April Barton became the new dean of the School of Law on July 1, 2019. She succeeds the Hon. Maureen Lally-Green, who served as dean since 2017.

Dean Barton most recently served as associate dean for academic affairs at Villanova University Charles Widger School of Law. In that role, she oversaw the academic program and successfully launched numerous initiatives on leadership development, including a student Lawyers as Leaders program and a new course, Leadership and Management Skills for Lawyers.

At Villanova, Dean Barton taught a course on administrative agency rulemaking and also has taught classes on computer law, the First Amendment and regulation in cyberspace and digital law. She previously served as director of the University's JD/MBA and JD/MPA joint degree programs as well as director of academic compliance and distance learning. She also served as assistant dean for academic computing and was the faculty director of the Global Democracy Project.

In addition to authoring Best Practices for Building a High-Tech Law School: The Process of Designing Educational Spaces published by the ABA's Section of Legal Education and Admissions to the Bar, Dean Barton's work has been published in the Washington University Law Review, and the Minnesota Journal of Law, Science and Technology. She has presented and moderated discussions on innovations in law school teaching, law school distance learning, technology and classrooms of the future at Harvard Law School, New York Law School, the Gruter Institute, Carnegie Mellon University and the National Association of Attorneys General and Appellate Chiefs, among others. Barton also has testified before the U.S. Congressional Commission on Online Child Protection and the European Commission for Democracy through Law, Venice Commission, in Brussels.

Dean Barton is leading the school into a new era. She says, "We are stretching ourselves to achieve a shared vision. Together we have identified three vision pillars: developing collaborative learning opportunities, teaching principles of leadership, and promoting community well-being.

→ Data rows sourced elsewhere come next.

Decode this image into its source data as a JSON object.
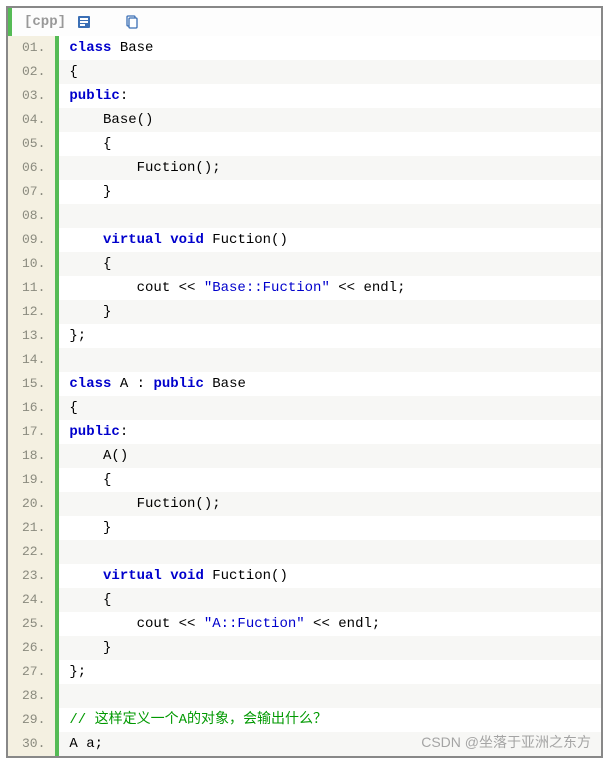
{
  "header": {
    "lang": "[cpp]"
  },
  "icons": {
    "view_plain": "view-plain-icon",
    "copy": "copy-icon"
  },
  "gutter_format": "00.",
  "lines": [
    [
      [
        "kw",
        "class"
      ],
      [
        "plain",
        " Base"
      ]
    ],
    [
      [
        "plain",
        "{"
      ]
    ],
    [
      [
        "kw",
        "public"
      ],
      [
        "plain",
        ":"
      ]
    ],
    [
      [
        "plain",
        "    Base()"
      ]
    ],
    [
      [
        "plain",
        "    {"
      ]
    ],
    [
      [
        "plain",
        "        Fuction();"
      ]
    ],
    [
      [
        "plain",
        "    }"
      ]
    ],
    [],
    [
      [
        "plain",
        "    "
      ],
      [
        "kw",
        "virtual"
      ],
      [
        "plain",
        " "
      ],
      [
        "kw",
        "void"
      ],
      [
        "plain",
        " Fuction()"
      ]
    ],
    [
      [
        "plain",
        "    {"
      ]
    ],
    [
      [
        "plain",
        "        cout << "
      ],
      [
        "str",
        "\"Base::Fuction\""
      ],
      [
        "plain",
        " << endl;"
      ]
    ],
    [
      [
        "plain",
        "    }"
      ]
    ],
    [
      [
        "plain",
        "};"
      ]
    ],
    [],
    [
      [
        "kw",
        "class"
      ],
      [
        "plain",
        " A : "
      ],
      [
        "kw",
        "public"
      ],
      [
        "plain",
        " Base"
      ]
    ],
    [
      [
        "plain",
        "{"
      ]
    ],
    [
      [
        "kw",
        "public"
      ],
      [
        "plain",
        ":"
      ]
    ],
    [
      [
        "plain",
        "    A()"
      ]
    ],
    [
      [
        "plain",
        "    {"
      ]
    ],
    [
      [
        "plain",
        "        Fuction();"
      ]
    ],
    [
      [
        "plain",
        "    }"
      ]
    ],
    [],
    [
      [
        "plain",
        "    "
      ],
      [
        "kw",
        "virtual"
      ],
      [
        "plain",
        " "
      ],
      [
        "kw",
        "void"
      ],
      [
        "plain",
        " Fuction()"
      ]
    ],
    [
      [
        "plain",
        "    {"
      ]
    ],
    [
      [
        "plain",
        "        cout << "
      ],
      [
        "str",
        "\"A::Fuction\""
      ],
      [
        "plain",
        " << endl;"
      ]
    ],
    [
      [
        "plain",
        "    }"
      ]
    ],
    [
      [
        "plain",
        "};"
      ]
    ],
    [],
    [
      [
        "comment",
        "// 这样定义一个A的对象，会输出什么？"
      ]
    ],
    [
      [
        "plain",
        "A a;"
      ]
    ]
  ],
  "watermark": "CSDN @坐落于亚洲之东方"
}
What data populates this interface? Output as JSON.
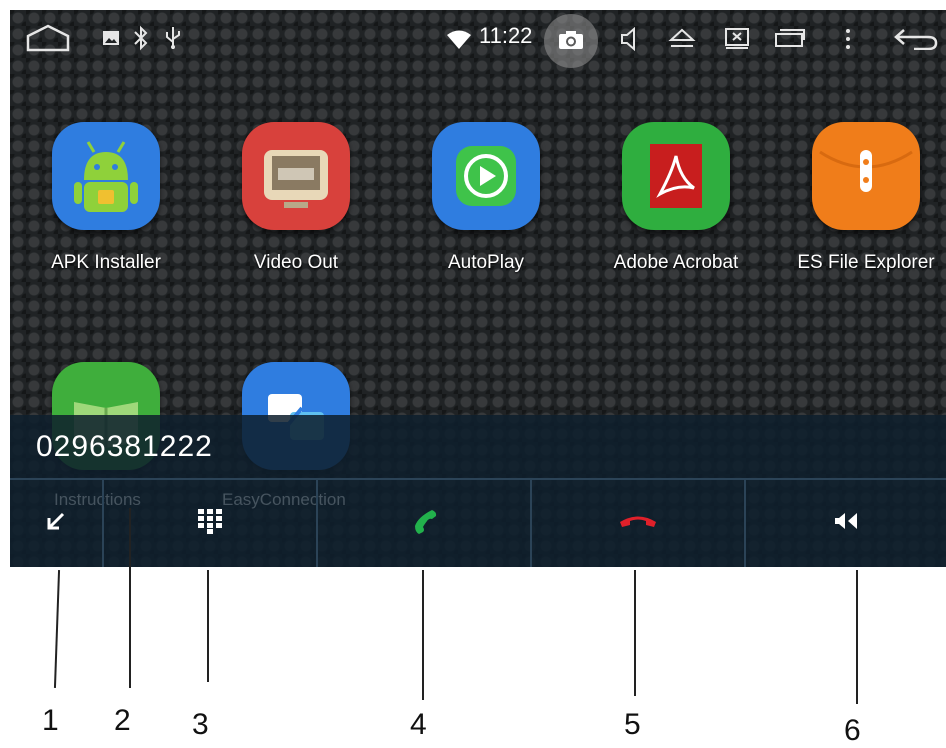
{
  "status_bar": {
    "time": "11:22",
    "icons": [
      "home-outline-icon",
      "image-icon",
      "bluetooth-icon",
      "usb-icon",
      "wifi-icon",
      "camera-icon",
      "volume-icon",
      "eject-icon",
      "screen-icon",
      "window-icon",
      "more-icon",
      "back-icon"
    ]
  },
  "apps": [
    {
      "label": "APK Installer",
      "icon": "android-robot-icon",
      "color": "#2f7de0"
    },
    {
      "label": "Video Out",
      "icon": "tv-screen-icon",
      "color": "#d8413c"
    },
    {
      "label": "AutoPlay",
      "icon": "play-circle-icon",
      "color": "#2f7de0"
    },
    {
      "label": "Adobe Acrobat",
      "icon": "acrobat-icon",
      "color": "#2fae3f"
    },
    {
      "label": "ES File Explorer",
      "icon": "folder-zip-icon",
      "color": "#f07d1a"
    },
    {
      "label": "Instructions",
      "icon": "book-icon",
      "color": "#3fae3c"
    },
    {
      "label": "EasyConnection",
      "icon": "connection-icon",
      "color": "#2f7de0"
    }
  ],
  "call_panel": {
    "number": "0296381222",
    "buttons": [
      {
        "icon": "minimize-arrow-icon"
      },
      {
        "icon": "dialpad-icon"
      },
      {
        "icon": "answer-call-icon",
        "color": "#22b14c"
      },
      {
        "icon": "end-call-icon",
        "color": "#e0202a"
      },
      {
        "icon": "speaker-mute-icon"
      }
    ]
  },
  "callouts": [
    "1",
    "2",
    "3",
    "4",
    "5",
    "6"
  ]
}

It is clear these vision pillars resonate deeply with our Duquesne Law community; in fact, every person with whom I have spoken has expressed a connection to at least one of the pillars and offered insight and support in their own unique way." 

Vision Pillars

Collaborative Learning emphasizes our need to educate lawyers with skills beyond the courtroom; we must equip today's lawyers for the practice of law in this rapidly changing landscape by integrating critical modern skills such as financial literacy, business acumen, along with a sophistication and command of emerging technology trends that are transforming our society and global economy.

Teaching Principles of Leadership emphasizes creating a culture that instills a leadership mindset so that our graduates are prepared to ethically lead governments, enterprises, and organizations to make a positive impact in the world around us.

Community Well-Being places inclusion and belonging as fundamental imperatives, while ensuring that we are modeling respectful discourse, and emphasizing healthy living and resilience.